Data extracts
———

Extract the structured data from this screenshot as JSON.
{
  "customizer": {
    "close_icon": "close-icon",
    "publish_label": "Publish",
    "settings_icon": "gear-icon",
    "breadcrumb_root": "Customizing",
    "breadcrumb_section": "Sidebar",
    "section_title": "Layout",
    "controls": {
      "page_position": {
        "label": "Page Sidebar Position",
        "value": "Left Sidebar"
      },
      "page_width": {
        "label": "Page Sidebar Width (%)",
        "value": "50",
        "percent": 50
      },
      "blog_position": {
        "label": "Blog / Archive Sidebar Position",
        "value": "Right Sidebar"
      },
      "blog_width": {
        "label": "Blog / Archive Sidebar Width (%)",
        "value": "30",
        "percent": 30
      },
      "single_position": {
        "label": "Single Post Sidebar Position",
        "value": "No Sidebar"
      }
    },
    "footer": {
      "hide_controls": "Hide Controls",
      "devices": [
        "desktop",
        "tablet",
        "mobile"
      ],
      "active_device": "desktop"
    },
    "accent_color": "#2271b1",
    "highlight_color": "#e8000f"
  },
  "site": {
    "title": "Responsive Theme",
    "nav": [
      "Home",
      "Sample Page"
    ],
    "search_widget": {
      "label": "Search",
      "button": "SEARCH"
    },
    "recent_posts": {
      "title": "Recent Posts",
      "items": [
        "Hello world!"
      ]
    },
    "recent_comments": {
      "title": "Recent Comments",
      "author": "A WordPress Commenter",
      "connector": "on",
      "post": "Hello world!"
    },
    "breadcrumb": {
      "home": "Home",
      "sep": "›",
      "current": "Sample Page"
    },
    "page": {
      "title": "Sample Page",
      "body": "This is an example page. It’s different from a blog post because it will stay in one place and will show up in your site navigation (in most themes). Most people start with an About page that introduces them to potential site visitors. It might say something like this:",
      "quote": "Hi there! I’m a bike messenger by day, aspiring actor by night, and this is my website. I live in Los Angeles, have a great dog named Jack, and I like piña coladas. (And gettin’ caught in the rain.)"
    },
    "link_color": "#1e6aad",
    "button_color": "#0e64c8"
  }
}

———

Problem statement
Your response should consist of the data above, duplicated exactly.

Response
Extract the structured data from this screenshot as JSON.
{
  "customizer": {
    "close_icon": "close-icon",
    "publish_label": "Publish",
    "settings_icon": "gear-icon",
    "breadcrumb_root": "Customizing",
    "breadcrumb_section": "Sidebar",
    "section_title": "Layout",
    "controls": {
      "page_position": {
        "label": "Page Sidebar Position",
        "value": "Left Sidebar"
      },
      "page_width": {
        "label": "Page Sidebar Width (%)",
        "value": "50",
        "percent": 50
      },
      "blog_position": {
        "label": "Blog / Archive Sidebar Position",
        "value": "Right Sidebar"
      },
      "blog_width": {
        "label": "Blog / Archive Sidebar Width (%)",
        "value": "30",
        "percent": 30
      },
      "single_position": {
        "label": "Single Post Sidebar Position",
        "value": "No Sidebar"
      }
    },
    "footer": {
      "hide_controls": "Hide Controls",
      "devices": [
        "desktop",
        "tablet",
        "mobile"
      ],
      "active_device": "desktop"
    },
    "accent_color": "#2271b1",
    "highlight_color": "#e8000f"
  },
  "site": {
    "title": "Responsive Theme",
    "nav": [
      "Home",
      "Sample Page"
    ],
    "search_widget": {
      "label": "Search",
      "button": "SEARCH"
    },
    "recent_posts": {
      "title": "Recent Posts",
      "items": [
        "Hello world!"
      ]
    },
    "recent_comments": {
      "title": "Recent Comments",
      "author": "A WordPress Commenter",
      "connector": "on",
      "post": "Hello world!"
    },
    "breadcrumb": {
      "home": "Home",
      "sep": "›",
      "current": "Sample Page"
    },
    "page": {
      "title": "Sample Page",
      "body": "This is an example page. It’s different from a blog post because it will stay in one place and will show up in your site navigation (in most themes). Most people start with an About page that introduces them to potential site visitors. It might say something like this:",
      "quote": "Hi there! I’m a bike messenger by day, aspiring actor by night, and this is my website. I live in Los Angeles, have a great dog named Jack, and I like piña coladas. (And gettin’ caught in the rain.)"
    },
    "link_color": "#1e6aad",
    "button_color": "#0e64c8"
  }
}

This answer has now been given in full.